▶ **Source information**:
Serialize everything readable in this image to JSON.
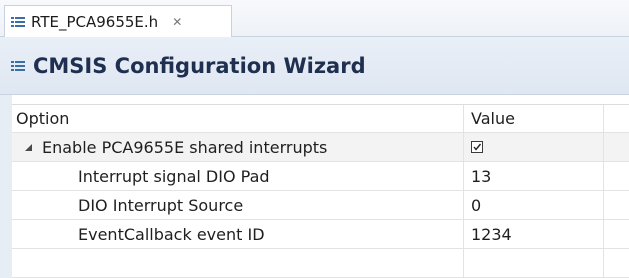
{
  "tab": {
    "title": "RTE_PCA9655E.h",
    "close_glyph": "✕"
  },
  "wizard": {
    "title": "CMSIS Configuration Wizard"
  },
  "table": {
    "headers": {
      "option": "Option",
      "value": "Value"
    },
    "rows": [
      {
        "label": "Enable PCA9655E shared interrupts",
        "value": "",
        "checked": true
      },
      {
        "label": "Interrupt signal DIO Pad",
        "value": "13"
      },
      {
        "label": "DIO Interrupt Source",
        "value": "0"
      },
      {
        "label": "EventCallback event ID",
        "value": "1234"
      }
    ]
  },
  "colors": {
    "accent": "#1f2f4f",
    "icon_blue": "#3a6ea5"
  },
  "icons": {
    "tab": "list-icon",
    "title": "list-icon",
    "expander": "triangle-expanded-icon",
    "check": "checkbox-checked-icon"
  }
}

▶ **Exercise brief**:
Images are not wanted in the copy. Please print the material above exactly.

▶ **Solution below**:
Serialize everything readable in this image to JSON.
{
  "tab": {
    "title": "RTE_PCA9655E.h",
    "close_glyph": "✕"
  },
  "wizard": {
    "title": "CMSIS Configuration Wizard"
  },
  "table": {
    "headers": {
      "option": "Option",
      "value": "Value"
    },
    "rows": [
      {
        "label": "Enable PCA9655E shared interrupts",
        "value": "",
        "checked": true
      },
      {
        "label": "Interrupt signal DIO Pad",
        "value": "13"
      },
      {
        "label": "DIO Interrupt Source",
        "value": "0"
      },
      {
        "label": "EventCallback event ID",
        "value": "1234"
      }
    ]
  },
  "colors": {
    "accent": "#1f2f4f",
    "icon_blue": "#3a6ea5"
  },
  "icons": {
    "tab": "list-icon",
    "title": "list-icon",
    "expander": "triangle-expanded-icon",
    "check": "checkbox-checked-icon"
  }
}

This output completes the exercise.